A butterfly that I couldn’t identify last year was acting like a female butterfly looking for a place to deposit eggs. She darted in and out of the bushes as Tootsie watched. I tried to keep an eye on both. Tootsie is often successful catching egg-laying female butterflies not paying attention to anything else. Based on the few fuzzy images I got and the internet, she seemed to be an eastern comma butterfly.
She deposited 3 eggs underneath a leaf of some kind of a plant. The arrangement of the eggs was odd to me.
A cutting of that host plant doesn’t keep in water and wilts quickly.
Three caterpillars emerged. They didn’t eat the egg casings. They could be mistaken for monarch caterpillars at the same stage.
The caterpillars should have fresh food. I brought them a fresh cutting of the host plant. Two caterpillars noticed immediately and started heading that way. Minutes later, I found one drowned in water. Another one went missing but not in water. The last one eventually moved to a new leaf.
A few hours later, I noticed the last one moved to another leaf and was convulsing. The one that went missing but didn’t drown was already dead on the same leaf! In less than 6 hours, they all died.
Anvil 10+10 photodegrades. Maybe I didn’t wait long enough. Still, I was surprised that rinsing didn’t work.
Of course a female monarch came laying eggs in the afternoon. I took in the leaves with the eggs. Fearing the leaves might not have been under the sun long enough, I kept the leaves under full-spectrum CFL light for hours. All caterpillars successfully became chrysalises as of today, August 23.
In between days
The fogging was very effective. The neighborhood mosquitoes must have been fogged at the birthday party. I got bit once in 2 days.
Although the number of bites increased with each passing day, the number averaged about 4 to 5 per day instead of the 8 to 10 per day prior to August 11.
Also, after August 20 morning storm, mosquito number dropped again.
I lit one insect repellent stake then moved it around with me as I weeded. Not a single bite for two and half hours among the tall weeds. Forecast of waves of storms Tuesday and Wednesday. Wet and overcast are not optimal conditions for the pesticide to degrade. More mosquitoes will have hatched from eggs in a few days after. So I was very surprised when I heard that buzzing before it was completely dark.
There were two 1st instar monarch caterpillars in the outdoor nursery. I overlooked them as eggs. A female monarch deposited a bunch of eggs on August 20- 3 in the nursery and about 30 I took inside. I took the pots into the garage just before the flashing yellow light and the fog came around.
A major problem- I must feed 20 caterpillars, 2nd to 5th instar.
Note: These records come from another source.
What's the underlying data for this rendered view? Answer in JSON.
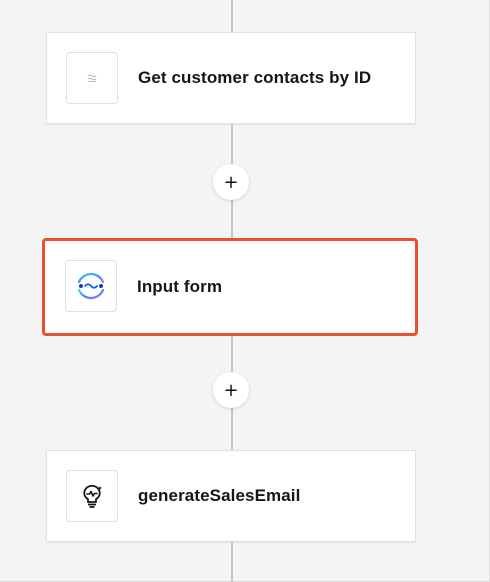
{
  "flow": {
    "nodes": [
      {
        "label": "Get customer contacts by ID",
        "icon": "tool-icon",
        "selected": false
      },
      {
        "label": "Input form",
        "icon": "input-form-icon",
        "selected": true
      },
      {
        "label": "generateSalesEmail",
        "icon": "ai-skill-icon",
        "selected": false
      }
    ],
    "add_step_glyph": "+",
    "accent_color": "#e8502e"
  }
}
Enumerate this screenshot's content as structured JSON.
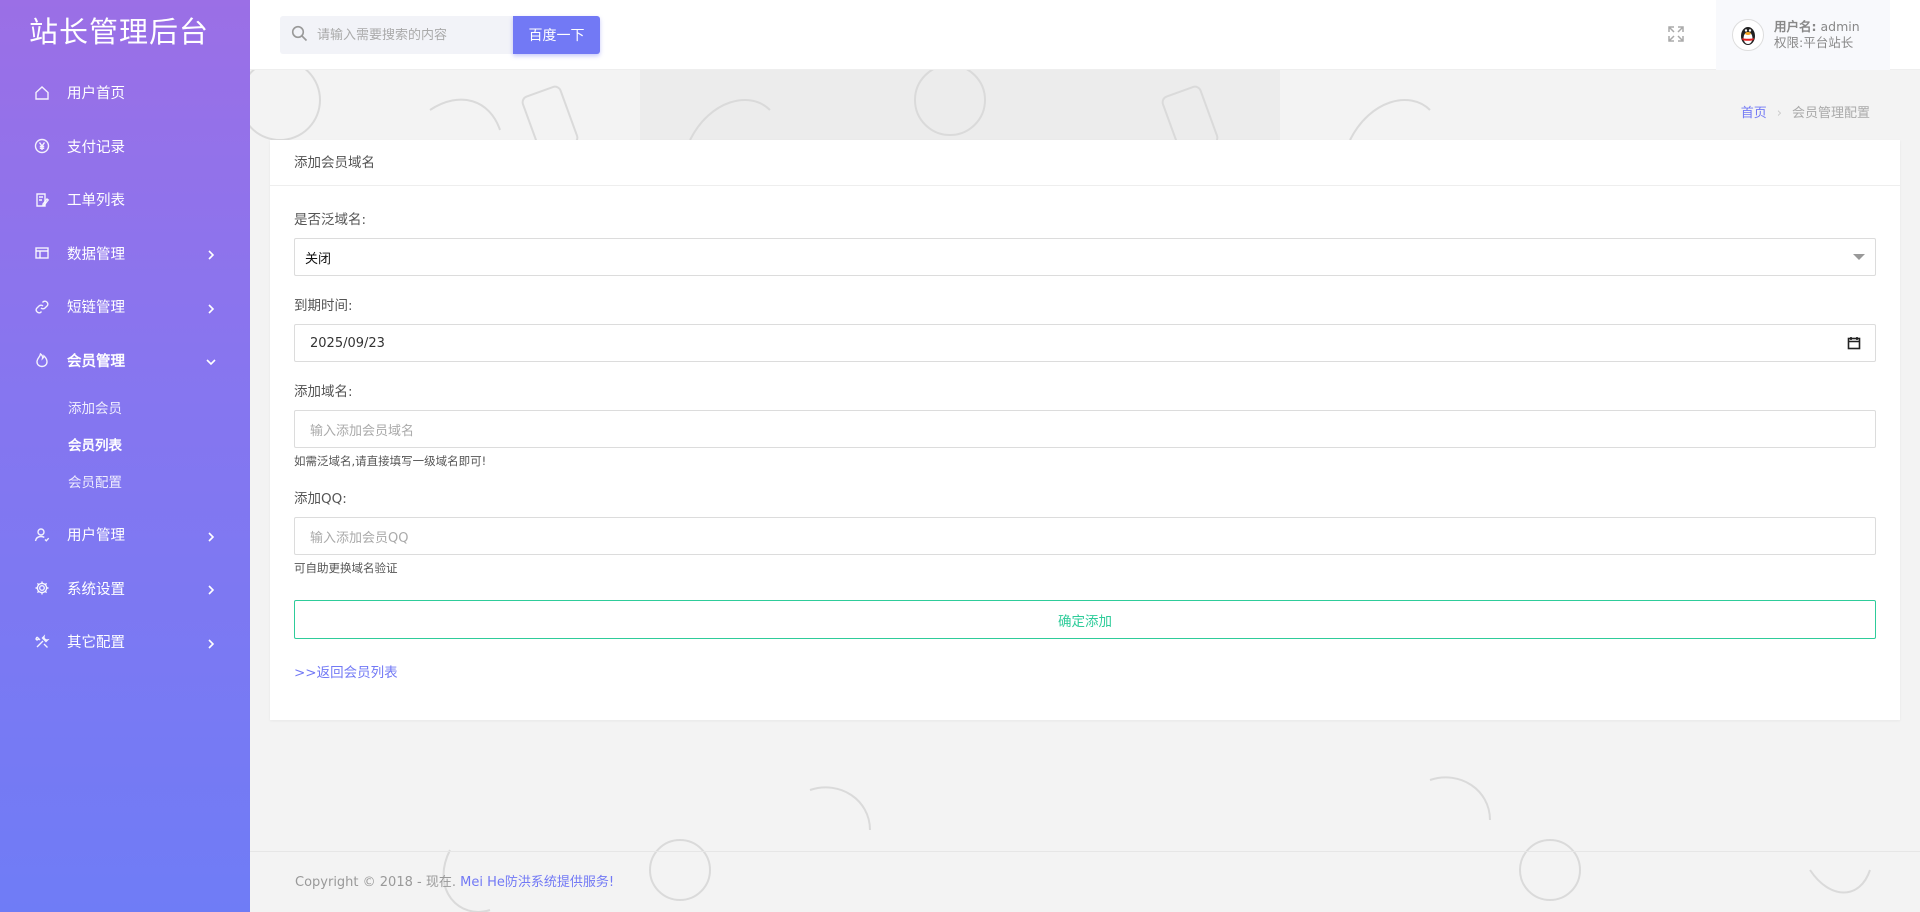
{
  "brand": "站长管理后台",
  "sidebar": {
    "items": [
      {
        "label": "用户首页",
        "icon": "home-icon"
      },
      {
        "label": "支付记录",
        "icon": "yen-icon"
      },
      {
        "label": "工单列表",
        "icon": "ticket-icon"
      },
      {
        "label": "数据管理",
        "icon": "database-icon"
      },
      {
        "label": "短链管理",
        "icon": "link-icon"
      },
      {
        "label": "会员管理",
        "icon": "fire-icon"
      },
      {
        "label": "用户管理",
        "icon": "user-icon"
      },
      {
        "label": "系统设置",
        "icon": "gear-icon"
      },
      {
        "label": "其它配置",
        "icon": "tools-icon"
      }
    ],
    "member_sub": [
      "添加会员",
      "会员列表",
      "会员配置"
    ]
  },
  "header": {
    "search_placeholder": "请输入需要搜索的内容",
    "search_button": "百度一下",
    "user_label": "用户名:",
    "user_name": "admin",
    "role_label": "权限:",
    "role_value": "平台站长"
  },
  "breadcrumb": {
    "home": "首页",
    "current": "会员管理配置"
  },
  "panel": {
    "title": "添加会员域名",
    "wildcard_label": "是否泛域名:",
    "wildcard_value": "关闭",
    "expire_label": "到期时间:",
    "expire_value": "2025/09/23",
    "domain_label": "添加域名:",
    "domain_placeholder": "输入添加会员域名",
    "domain_help": "如需泛域名,请直接填写一级域名即可!",
    "qq_label": "添加QQ:",
    "qq_placeholder": "输入添加会员QQ",
    "qq_help": "可自助更换域名验证",
    "submit": "确定添加",
    "back": ">>返回会员列表"
  },
  "footer": {
    "copyright": "Copyright © 2018 - 现在.",
    "provider": "Mei He防洪系统提供服务!"
  },
  "colors": {
    "accent": "#7279f5",
    "success": "#2ecc9a",
    "sidebar_top": "#9b6fe6",
    "sidebar_bottom": "#6f7cf6"
  }
}
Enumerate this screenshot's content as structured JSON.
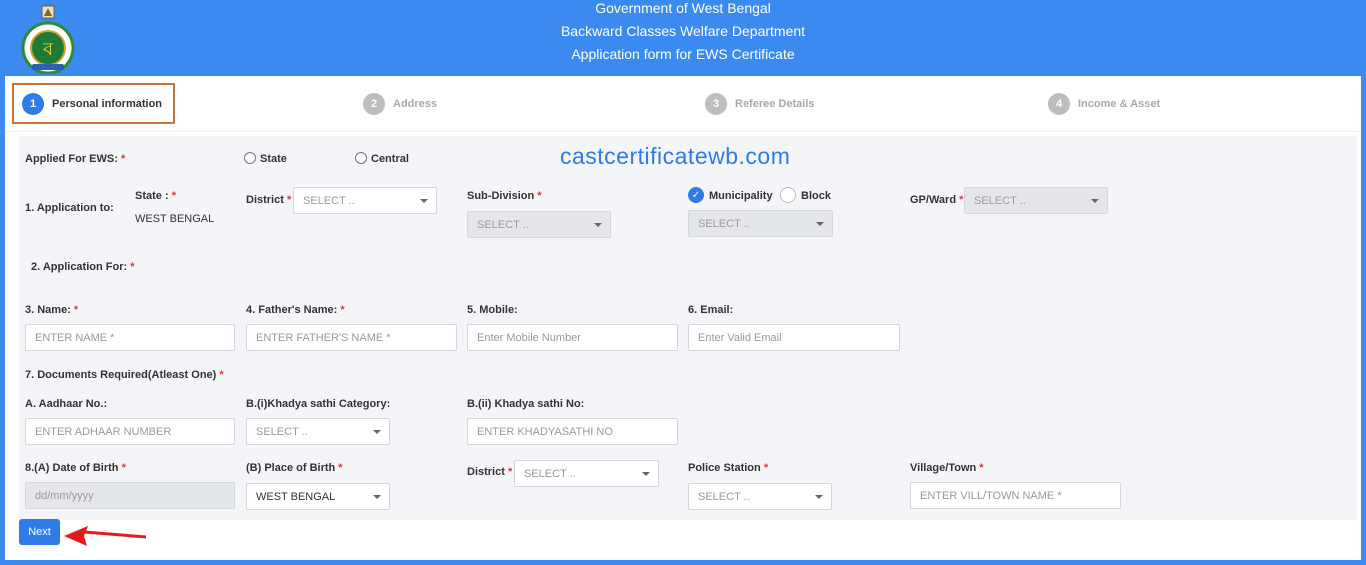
{
  "header": {
    "line1": "Government of West Bengal",
    "line2": "Backward Classes Welfare Department",
    "line3": "Application form for EWS Certificate",
    "bg_color": "#3b8af0"
  },
  "steps": [
    {
      "number": "1",
      "label": "Personal information",
      "active": true
    },
    {
      "number": "2",
      "label": "Address",
      "active": false
    },
    {
      "number": "3",
      "label": "Referee Details",
      "active": false
    },
    {
      "number": "4",
      "label": "Income & Asset",
      "active": false
    }
  ],
  "watermark": "castcertificatewb.com",
  "applied_for": {
    "label": "Applied For EWS:",
    "options": [
      "State",
      "Central"
    ]
  },
  "application_to": {
    "label": "1. Application to:",
    "state_label": "State :",
    "state_value": "WEST BENGAL",
    "district_label": "District",
    "district_placeholder": "SELECT ..",
    "subdivision_label": "Sub-Division",
    "subdivision_placeholder": "SELECT ..",
    "municipality_label": "Municipality",
    "block_label": "Block",
    "municipality_placeholder": "SELECT ..",
    "gpward_label": "GP/Ward",
    "gpward_placeholder": "SELECT .."
  },
  "application_for": {
    "label": "2. Application For:"
  },
  "name": {
    "label": "3. Name:",
    "placeholder": "ENTER NAME *"
  },
  "father": {
    "label": "4. Father's Name:",
    "placeholder": "ENTER FATHER'S NAME *"
  },
  "mobile": {
    "label": "5. Mobile:",
    "placeholder": "Enter Mobile Number"
  },
  "email": {
    "label": "6. Email:",
    "placeholder": "Enter Valid Email"
  },
  "documents": {
    "label": "7. Documents Required(Atleast One)"
  },
  "aadhaar": {
    "label": "A. Aadhaar No.:",
    "placeholder": "ENTER ADHAAR NUMBER"
  },
  "khadya_category": {
    "label": "B.(i)Khadya sathi Category:",
    "placeholder": "SELECT .."
  },
  "khadya_no": {
    "label": "B.(ii) Khadya sathi No:",
    "placeholder": "ENTER KHADYASATHI NO"
  },
  "dob": {
    "label": "8.(A) Date of Birth",
    "placeholder": "dd/mm/yyyy"
  },
  "place_of_birth": {
    "label": "(B) Place of Birth",
    "value": "WEST BENGAL"
  },
  "birth_district": {
    "label": "District",
    "placeholder": "SELECT .."
  },
  "police_station": {
    "label": "Police Station",
    "placeholder": "SELECT .."
  },
  "village": {
    "label": "Village/Town",
    "placeholder": "ENTER VILL/TOWN NAME *"
  },
  "next_button": "Next",
  "required_mark": "*",
  "accent_color": "#2f7be8",
  "highlight_color": "#c8753a",
  "arrow_color": "#e31b1b"
}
I didn’t keep enough safe, quality food inside. Good quality milkweed leaves are already hard to find at this time of the year. I did accidentally cut off an iffy stalk of milkweed while weeding. I kept it not certain if it was fungi- and disease-free. When it seemed that the four 5th instar caterpillars would finish one of the 2 small, tender milkweed cuttings before morning, I gave them the iffy milkweed.
Lonely Firefly (aka lightning bug)
During the past few nights, there was one firefly signaling its existence. None of its kind replied. Firefly season was July. I prefer their gentle, quiet, random sparkling in the dark much more than violent, house-rattling, ostentatious fireworks. It showed up late but I welcomed it. It was wafting and flashing in the backyard when the truck came. Afterwards, no sign of it. Another non-target victim?
All four 5th instar caterpillars ate from the iffy milkweed and they are sill alive. About half an inch of rain came down in the morning. I had to take a few milkweed cuttings, hoping that the rain might wash off the pesticide residue, additional rinsing by me and some time under CFL light would make these safe to eat. We will see.